Ideally learners would work in groups of 2 or 3, perhaps using the more experienced people in class as consultants on their projects. If there are a number of learners who, after completing their small (3 page) website don’t feel confident to take on a real client, I’m confident we can work out a scenario project and simulate the communication aspects. After all, we’ll still be learning from each others projects throughout the whole process.
The project “scaffolding” would be provided through the facilitators, but using the excellent resources created by current professionals, such as the excellent book Web ReDesign 2.0 – Workflow that works and others. In our class we might follow the workflow outlined in the book begininning with Phase 1: Define the Project, and I’d have an expectation that we’d be committed to completing each Phase as we go and not just jumping straight into the “fun” bits :)
If you’ve got an ideas or criticisms, or have tried something similar, please let me know.

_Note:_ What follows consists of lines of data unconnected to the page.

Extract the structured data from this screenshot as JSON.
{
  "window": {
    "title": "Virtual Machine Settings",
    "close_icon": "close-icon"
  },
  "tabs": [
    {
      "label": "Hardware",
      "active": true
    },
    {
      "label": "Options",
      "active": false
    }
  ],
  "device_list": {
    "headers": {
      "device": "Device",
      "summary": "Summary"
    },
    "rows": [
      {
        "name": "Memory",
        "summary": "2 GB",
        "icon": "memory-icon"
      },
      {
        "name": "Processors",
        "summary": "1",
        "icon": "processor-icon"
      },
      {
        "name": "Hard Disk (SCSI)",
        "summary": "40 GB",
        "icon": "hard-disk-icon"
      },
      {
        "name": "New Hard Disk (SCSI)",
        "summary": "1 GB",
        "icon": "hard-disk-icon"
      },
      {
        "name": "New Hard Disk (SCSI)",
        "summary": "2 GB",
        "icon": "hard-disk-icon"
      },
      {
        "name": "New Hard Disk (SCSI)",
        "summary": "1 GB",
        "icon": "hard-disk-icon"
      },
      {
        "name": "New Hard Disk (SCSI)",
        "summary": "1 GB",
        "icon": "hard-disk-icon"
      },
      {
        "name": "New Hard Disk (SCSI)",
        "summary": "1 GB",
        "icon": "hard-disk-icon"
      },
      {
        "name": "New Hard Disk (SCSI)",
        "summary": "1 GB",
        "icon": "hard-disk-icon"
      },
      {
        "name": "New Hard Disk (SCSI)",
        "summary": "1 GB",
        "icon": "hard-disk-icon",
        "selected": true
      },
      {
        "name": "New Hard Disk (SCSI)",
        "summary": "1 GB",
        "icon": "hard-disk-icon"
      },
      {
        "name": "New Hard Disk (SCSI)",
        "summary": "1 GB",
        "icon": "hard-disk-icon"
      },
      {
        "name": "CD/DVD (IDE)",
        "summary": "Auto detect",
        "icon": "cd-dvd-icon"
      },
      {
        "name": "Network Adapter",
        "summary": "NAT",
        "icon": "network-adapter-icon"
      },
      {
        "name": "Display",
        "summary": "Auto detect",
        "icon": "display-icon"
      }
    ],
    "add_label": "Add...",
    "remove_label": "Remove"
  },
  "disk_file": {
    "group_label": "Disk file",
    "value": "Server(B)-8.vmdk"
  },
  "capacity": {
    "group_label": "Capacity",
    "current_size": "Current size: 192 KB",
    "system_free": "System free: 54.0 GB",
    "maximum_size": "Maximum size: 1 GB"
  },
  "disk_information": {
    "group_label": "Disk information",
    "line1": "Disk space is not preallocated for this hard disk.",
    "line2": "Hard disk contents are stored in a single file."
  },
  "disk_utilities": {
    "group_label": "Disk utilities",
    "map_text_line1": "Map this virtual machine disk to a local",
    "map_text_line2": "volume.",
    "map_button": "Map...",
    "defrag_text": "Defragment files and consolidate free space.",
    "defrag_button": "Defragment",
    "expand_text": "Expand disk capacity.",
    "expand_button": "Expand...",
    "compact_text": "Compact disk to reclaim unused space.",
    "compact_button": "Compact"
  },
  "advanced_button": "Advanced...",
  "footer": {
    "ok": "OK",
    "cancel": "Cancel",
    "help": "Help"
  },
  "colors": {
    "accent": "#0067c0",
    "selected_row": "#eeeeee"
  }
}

If you’re a learner in our class who’s ready to start your third-project and you think this is a great idea, feel free to get started right away! Pair up with someone in class (even if you both choose to do a project each, it will still be worth pairing up and commit to work together). On Thursday we can talk about some options for client projects. I’ll be working on a handout/post to provide some scaffolding for Phase 1 of our projects, but until then, if you’ve already got a client project in mind, you can certainly get started putting together your own Client Survey (based on resources above from Web ReDesign 2.0 – Workflow that works or from the WebStyleGuide that Kevin linked to, or any other source that you’ve found).